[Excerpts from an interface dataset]
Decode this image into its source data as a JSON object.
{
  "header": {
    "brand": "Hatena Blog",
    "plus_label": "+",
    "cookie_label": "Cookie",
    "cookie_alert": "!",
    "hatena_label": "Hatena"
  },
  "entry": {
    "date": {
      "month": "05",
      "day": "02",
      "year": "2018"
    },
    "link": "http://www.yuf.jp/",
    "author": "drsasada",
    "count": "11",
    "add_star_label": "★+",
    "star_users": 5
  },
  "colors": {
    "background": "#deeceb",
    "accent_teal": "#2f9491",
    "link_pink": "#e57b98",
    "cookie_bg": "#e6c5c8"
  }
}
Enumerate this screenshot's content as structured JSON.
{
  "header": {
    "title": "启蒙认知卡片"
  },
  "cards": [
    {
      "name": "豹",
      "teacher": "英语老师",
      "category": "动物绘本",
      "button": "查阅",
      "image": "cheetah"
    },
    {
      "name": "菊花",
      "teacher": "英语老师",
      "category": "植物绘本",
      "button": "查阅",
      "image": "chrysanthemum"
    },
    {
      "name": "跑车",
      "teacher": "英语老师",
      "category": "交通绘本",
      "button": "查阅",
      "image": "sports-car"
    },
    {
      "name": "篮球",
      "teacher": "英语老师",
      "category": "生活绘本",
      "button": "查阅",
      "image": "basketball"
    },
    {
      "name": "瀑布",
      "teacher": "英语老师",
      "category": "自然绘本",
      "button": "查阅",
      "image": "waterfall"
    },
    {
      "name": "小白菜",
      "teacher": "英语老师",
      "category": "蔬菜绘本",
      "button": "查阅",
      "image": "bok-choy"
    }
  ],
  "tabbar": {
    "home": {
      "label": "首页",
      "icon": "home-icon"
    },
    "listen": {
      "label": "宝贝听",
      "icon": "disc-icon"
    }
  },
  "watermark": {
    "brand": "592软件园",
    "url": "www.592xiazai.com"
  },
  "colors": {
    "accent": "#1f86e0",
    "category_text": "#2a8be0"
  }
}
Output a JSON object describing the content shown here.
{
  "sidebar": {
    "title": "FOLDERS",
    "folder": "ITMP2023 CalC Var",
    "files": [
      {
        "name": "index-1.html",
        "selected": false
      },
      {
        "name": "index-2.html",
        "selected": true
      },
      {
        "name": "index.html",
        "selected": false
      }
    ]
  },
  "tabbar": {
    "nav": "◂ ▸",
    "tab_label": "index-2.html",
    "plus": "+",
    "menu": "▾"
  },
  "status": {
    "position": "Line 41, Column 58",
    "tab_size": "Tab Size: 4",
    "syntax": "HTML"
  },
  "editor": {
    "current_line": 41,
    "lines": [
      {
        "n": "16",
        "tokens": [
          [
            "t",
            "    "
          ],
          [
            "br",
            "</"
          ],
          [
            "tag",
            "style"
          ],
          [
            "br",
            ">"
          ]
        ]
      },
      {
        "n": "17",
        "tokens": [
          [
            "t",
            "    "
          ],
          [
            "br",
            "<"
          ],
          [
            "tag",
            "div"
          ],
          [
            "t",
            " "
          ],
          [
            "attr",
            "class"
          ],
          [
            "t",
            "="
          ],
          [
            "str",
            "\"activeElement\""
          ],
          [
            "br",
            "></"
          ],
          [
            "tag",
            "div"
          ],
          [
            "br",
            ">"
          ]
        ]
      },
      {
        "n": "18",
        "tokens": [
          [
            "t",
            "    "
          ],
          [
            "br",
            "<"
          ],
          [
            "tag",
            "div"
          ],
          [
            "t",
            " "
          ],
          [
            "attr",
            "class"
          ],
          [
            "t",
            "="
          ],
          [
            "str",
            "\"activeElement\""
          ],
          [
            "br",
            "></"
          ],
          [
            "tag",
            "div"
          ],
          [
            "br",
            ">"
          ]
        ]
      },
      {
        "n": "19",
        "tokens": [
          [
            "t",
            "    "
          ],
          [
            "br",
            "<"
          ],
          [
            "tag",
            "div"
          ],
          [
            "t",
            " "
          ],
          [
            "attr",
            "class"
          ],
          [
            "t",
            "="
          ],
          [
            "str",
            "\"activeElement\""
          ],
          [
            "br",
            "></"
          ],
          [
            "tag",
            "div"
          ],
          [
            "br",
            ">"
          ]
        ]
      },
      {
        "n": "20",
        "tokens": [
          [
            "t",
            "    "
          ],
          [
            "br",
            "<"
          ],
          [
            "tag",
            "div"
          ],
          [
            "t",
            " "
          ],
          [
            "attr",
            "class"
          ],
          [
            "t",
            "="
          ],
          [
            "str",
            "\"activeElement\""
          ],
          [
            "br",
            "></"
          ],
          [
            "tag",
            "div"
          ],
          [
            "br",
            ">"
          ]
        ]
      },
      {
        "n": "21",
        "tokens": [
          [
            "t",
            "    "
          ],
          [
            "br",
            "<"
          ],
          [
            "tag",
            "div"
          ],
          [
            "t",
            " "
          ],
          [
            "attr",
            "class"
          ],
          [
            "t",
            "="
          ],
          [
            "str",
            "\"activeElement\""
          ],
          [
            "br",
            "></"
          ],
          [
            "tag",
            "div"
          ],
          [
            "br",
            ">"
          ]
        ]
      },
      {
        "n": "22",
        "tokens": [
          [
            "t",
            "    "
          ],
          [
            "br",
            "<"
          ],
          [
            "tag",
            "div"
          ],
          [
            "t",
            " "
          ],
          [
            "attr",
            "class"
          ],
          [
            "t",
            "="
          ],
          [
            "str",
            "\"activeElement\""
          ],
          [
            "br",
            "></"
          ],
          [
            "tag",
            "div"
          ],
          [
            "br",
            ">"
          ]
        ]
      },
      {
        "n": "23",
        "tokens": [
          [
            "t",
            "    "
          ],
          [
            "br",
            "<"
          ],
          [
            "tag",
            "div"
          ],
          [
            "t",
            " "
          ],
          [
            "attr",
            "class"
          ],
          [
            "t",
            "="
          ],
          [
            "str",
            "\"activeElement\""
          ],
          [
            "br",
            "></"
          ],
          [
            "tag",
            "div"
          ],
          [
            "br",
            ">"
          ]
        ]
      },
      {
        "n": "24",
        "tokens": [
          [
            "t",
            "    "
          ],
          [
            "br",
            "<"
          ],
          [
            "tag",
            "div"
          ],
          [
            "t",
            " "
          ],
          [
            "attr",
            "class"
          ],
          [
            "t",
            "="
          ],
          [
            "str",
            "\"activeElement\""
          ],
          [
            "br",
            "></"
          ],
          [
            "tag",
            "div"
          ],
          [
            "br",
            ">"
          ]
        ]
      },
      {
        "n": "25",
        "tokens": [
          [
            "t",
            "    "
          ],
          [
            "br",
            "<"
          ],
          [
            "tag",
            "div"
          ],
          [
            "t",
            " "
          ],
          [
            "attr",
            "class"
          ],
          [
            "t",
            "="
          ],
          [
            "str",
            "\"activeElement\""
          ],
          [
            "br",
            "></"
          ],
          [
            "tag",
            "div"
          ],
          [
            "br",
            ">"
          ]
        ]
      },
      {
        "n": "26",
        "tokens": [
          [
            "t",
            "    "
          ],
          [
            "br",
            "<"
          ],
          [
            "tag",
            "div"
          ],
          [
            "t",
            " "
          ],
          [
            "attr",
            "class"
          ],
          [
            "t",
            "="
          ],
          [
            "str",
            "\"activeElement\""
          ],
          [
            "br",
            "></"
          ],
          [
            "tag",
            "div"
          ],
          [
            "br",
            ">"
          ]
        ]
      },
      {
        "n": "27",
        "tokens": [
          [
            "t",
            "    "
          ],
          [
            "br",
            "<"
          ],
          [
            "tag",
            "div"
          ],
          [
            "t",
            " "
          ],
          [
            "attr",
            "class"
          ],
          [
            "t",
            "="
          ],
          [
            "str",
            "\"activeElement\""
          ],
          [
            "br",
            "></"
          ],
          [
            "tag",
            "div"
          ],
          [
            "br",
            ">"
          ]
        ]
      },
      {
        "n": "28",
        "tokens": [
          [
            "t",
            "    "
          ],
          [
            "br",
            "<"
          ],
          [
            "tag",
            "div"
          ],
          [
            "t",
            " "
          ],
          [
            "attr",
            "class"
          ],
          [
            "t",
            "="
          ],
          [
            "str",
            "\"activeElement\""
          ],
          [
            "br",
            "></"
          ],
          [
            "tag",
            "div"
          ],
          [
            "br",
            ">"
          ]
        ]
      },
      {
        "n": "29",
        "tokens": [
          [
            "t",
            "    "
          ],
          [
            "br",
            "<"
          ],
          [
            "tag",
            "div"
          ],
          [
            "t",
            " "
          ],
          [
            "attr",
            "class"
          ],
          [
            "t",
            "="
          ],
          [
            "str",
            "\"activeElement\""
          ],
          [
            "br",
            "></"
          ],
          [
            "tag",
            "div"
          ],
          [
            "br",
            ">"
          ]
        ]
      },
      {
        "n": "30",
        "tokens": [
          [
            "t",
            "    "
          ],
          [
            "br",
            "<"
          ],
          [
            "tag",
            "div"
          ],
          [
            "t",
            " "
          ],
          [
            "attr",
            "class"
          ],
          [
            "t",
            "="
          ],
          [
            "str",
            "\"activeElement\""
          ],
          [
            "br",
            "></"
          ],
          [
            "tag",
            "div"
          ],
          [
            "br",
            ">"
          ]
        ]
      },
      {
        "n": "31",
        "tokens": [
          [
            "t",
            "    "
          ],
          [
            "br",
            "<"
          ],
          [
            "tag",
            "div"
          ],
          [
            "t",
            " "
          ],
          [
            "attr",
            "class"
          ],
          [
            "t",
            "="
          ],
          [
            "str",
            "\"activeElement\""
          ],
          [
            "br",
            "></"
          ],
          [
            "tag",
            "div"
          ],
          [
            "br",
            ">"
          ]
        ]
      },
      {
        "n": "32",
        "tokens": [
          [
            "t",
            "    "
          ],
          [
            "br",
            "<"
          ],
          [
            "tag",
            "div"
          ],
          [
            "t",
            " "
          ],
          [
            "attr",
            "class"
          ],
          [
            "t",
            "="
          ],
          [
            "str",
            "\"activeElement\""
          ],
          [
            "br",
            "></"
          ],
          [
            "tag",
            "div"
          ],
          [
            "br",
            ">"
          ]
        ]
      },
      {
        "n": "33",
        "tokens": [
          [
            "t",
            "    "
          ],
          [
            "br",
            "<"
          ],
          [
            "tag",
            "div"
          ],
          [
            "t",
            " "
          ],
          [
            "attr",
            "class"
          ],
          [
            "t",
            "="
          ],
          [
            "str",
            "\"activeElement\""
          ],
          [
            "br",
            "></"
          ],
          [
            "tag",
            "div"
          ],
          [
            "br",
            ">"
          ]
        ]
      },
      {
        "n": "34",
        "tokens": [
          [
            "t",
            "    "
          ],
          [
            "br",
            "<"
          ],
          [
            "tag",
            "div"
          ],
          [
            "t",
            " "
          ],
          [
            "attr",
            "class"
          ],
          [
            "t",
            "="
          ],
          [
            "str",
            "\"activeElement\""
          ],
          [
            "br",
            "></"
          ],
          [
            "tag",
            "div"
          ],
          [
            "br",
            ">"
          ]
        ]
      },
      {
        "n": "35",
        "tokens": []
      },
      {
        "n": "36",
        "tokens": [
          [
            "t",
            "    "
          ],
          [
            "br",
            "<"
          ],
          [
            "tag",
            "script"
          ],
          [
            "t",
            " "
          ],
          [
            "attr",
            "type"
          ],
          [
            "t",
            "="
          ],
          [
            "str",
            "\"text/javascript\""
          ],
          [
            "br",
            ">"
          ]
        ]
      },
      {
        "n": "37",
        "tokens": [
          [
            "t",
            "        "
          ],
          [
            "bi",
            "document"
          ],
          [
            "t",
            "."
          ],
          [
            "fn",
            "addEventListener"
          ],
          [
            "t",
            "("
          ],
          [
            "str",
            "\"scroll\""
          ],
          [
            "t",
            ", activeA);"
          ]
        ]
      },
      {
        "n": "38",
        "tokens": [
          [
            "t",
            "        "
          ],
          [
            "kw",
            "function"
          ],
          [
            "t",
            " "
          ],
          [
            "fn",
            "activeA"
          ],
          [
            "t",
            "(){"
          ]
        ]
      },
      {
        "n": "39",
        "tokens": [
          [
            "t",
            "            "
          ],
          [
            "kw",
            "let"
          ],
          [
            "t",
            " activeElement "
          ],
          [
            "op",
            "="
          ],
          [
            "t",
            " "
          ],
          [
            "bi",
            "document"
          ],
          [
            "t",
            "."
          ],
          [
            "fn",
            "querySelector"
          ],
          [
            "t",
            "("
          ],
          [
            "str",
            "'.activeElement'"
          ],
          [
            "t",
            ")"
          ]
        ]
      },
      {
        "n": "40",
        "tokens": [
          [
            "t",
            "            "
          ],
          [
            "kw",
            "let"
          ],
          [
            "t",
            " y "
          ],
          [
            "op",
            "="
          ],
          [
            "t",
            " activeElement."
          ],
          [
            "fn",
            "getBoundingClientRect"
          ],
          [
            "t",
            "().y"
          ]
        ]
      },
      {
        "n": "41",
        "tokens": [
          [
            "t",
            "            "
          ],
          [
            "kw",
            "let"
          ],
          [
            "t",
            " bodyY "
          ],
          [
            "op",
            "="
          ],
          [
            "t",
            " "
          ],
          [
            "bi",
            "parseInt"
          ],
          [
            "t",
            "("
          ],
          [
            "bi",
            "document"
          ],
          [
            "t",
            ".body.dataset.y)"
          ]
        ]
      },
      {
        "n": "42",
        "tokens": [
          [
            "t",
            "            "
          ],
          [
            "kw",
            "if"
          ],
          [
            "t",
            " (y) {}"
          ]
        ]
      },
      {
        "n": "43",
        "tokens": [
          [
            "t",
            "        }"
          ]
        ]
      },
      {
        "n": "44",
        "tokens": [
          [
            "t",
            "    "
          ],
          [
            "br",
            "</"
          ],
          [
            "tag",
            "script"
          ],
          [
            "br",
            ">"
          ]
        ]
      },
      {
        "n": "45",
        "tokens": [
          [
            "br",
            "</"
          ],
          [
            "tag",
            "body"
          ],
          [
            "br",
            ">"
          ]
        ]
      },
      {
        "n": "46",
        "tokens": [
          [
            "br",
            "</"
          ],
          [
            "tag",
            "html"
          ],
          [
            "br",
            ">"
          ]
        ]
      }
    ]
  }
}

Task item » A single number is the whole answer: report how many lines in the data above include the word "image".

Task output » 7